An appellate court may consider a juror's deliberate concealment of information during voir dire to be evidence of bias and grant a new trial. Appellate courts may also reverse convictions when a juror's mistaken but honest response to a material voir dire question prevented the trial court from discovering actual bias.

Peremptory Challenges. Parties to federal criminal proceedings have a limited number of peremptory challenges, which are requests to disqualify potential jurors made without showing cause for the requests. Rule 24(b) of the Federal Rules of Criminal Procedure allows a certain number of peremptory challenges based on the gravity of the charged offense. The trial court may grant additional peremptory challenges in cases with multiple defendants.

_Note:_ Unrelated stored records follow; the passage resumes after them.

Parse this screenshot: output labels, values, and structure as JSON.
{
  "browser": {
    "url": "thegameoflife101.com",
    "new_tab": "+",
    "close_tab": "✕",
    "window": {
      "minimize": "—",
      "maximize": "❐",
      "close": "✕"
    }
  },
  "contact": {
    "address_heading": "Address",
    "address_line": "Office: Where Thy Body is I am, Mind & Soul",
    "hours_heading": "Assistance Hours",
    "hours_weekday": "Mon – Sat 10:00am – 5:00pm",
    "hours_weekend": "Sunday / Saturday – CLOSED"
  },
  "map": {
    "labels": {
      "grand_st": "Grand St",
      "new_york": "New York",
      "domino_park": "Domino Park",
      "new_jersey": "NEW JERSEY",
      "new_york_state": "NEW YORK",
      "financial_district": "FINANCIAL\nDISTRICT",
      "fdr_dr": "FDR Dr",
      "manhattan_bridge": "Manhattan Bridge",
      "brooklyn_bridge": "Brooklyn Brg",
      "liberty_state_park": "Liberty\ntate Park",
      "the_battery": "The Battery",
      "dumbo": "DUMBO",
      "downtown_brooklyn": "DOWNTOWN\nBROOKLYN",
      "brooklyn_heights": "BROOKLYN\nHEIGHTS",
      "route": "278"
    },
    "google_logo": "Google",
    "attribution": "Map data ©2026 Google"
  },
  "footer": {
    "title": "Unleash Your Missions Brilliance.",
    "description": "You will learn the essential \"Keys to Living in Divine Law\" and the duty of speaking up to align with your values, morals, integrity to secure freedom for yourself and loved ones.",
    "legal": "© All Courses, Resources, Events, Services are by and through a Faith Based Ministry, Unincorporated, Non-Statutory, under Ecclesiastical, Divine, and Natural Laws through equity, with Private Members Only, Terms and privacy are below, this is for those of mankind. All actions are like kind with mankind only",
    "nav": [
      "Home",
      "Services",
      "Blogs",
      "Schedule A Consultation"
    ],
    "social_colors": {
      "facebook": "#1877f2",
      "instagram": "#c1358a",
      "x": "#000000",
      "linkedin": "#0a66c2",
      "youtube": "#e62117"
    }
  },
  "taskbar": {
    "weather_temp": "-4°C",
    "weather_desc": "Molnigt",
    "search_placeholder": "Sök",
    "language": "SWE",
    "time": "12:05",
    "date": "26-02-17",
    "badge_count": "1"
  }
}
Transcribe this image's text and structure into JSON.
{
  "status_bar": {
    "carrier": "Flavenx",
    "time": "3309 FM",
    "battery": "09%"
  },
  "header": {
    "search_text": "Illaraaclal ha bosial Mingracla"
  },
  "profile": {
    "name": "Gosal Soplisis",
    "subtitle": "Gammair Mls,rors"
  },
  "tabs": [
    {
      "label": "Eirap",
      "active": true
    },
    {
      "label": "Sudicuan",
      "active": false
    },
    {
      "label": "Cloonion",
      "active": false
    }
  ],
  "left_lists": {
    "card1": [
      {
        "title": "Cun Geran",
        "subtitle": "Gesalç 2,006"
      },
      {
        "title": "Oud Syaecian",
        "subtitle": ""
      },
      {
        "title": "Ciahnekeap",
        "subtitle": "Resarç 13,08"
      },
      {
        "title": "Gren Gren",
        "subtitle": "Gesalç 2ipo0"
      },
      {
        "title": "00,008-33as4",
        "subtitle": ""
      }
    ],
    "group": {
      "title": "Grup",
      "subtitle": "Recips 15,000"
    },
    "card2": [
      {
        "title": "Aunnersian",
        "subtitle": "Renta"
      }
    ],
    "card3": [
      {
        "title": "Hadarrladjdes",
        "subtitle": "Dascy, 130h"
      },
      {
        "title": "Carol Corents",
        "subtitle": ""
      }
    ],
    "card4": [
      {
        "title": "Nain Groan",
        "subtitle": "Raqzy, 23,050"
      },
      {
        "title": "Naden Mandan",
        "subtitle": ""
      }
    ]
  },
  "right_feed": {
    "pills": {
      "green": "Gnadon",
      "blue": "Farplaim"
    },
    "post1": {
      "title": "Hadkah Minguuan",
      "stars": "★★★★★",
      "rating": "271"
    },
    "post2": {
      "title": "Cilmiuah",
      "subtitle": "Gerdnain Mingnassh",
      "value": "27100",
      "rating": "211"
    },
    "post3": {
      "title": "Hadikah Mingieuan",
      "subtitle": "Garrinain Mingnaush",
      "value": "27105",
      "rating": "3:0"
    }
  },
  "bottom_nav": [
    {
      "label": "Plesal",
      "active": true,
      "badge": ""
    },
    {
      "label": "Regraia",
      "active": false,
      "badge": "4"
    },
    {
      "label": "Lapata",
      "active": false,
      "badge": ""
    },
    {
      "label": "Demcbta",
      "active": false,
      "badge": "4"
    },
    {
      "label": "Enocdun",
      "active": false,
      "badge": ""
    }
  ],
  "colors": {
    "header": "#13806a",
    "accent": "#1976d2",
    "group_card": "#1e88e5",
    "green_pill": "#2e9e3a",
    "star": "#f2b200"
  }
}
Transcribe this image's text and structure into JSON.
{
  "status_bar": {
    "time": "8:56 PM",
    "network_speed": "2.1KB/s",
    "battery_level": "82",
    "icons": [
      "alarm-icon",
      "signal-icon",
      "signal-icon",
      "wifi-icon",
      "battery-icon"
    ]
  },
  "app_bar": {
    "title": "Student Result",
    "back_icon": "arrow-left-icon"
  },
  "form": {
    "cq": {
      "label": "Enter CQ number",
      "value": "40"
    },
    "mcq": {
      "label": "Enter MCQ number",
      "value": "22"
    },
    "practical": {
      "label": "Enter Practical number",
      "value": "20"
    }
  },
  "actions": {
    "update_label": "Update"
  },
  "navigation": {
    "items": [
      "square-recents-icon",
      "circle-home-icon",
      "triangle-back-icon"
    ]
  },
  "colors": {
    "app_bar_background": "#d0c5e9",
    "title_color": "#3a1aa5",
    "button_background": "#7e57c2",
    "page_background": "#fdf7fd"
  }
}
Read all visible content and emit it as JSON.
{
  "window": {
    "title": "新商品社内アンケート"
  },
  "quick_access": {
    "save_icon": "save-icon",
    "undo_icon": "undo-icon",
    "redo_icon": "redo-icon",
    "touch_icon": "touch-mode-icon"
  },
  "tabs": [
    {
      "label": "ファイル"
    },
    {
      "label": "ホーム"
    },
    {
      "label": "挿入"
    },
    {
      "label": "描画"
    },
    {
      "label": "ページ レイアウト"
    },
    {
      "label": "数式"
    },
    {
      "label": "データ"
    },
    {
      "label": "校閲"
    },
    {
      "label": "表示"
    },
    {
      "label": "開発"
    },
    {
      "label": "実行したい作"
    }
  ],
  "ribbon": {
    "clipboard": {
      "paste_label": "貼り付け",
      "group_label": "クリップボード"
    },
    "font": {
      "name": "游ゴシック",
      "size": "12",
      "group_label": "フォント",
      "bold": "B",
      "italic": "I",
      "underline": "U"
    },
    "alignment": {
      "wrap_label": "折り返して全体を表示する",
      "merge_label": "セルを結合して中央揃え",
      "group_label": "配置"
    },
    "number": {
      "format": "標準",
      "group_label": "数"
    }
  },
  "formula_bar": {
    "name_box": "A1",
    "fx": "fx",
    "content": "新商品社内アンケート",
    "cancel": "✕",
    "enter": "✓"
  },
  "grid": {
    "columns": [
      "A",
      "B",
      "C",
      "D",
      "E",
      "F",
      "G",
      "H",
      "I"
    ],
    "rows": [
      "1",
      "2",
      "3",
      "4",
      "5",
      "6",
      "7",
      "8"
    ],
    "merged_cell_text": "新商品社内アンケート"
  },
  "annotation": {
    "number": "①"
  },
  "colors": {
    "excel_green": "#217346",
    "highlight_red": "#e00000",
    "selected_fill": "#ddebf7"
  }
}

Peremptory challenges are not constitutionally required, and impairment of a defendant's use of peremptory challenges on its own is not unconstitutional. In federal cases, a defendant's exercise of peremptory challenges is not improperly impaired when the defendant uses a peremptory challenge to remove a juror who should have been excused for cause.

Peremptory Challenges: Equal Protection Issues. The use of peremptory challenges to exclude persons from the petit jury based on their race or gender violates the Equal Protection Clause of the Fourteenth Amendment. In Batson v. Kentucky, the Supreme Court outlined a three-step test for evaluating whether a prosecutor's use of peremptory challenges is a constitutional violation. First, the defendant must establish a prima facie case of intentional racial discrimination by showing that: (1) he or she is a member of a cognizable racial group; (2) the group's members have been excluded from the defendant's jury; and (3) the circumstances of the case raise an inference that the exclusion was based on race. Since Batson, the Court has loosened the requirements for establishing a prima facie case in three respects: (1) a criminal defendant may object to race-based peremptory challenges on equal protection grounds regardless of whether the defendant and the excluded juror are of the same race; (2) the prosecution may challenge the defendant's use of peremptory challenges on equal protection grounds; and (3) either party may challenge gender-based exclusion.

Second, to rebut a prima facie showing of intentional discrimination, the proponent of the peremptory challenge must offer a race-neutral explanation. This explanation does not have to be “persuasive, or even plausible,” but must be more than a mere affirmation of good faith or assumption that the challenged juror would be “partial to the defendant because of their shared race.”

Finally, the court must determine whether the explanation is facially race-neutral and whether the opponent of the peremptory challenge has proven purposeful racial discrimination. Appellate courts will uphold the trial court's finding unless it is clearly erroneous.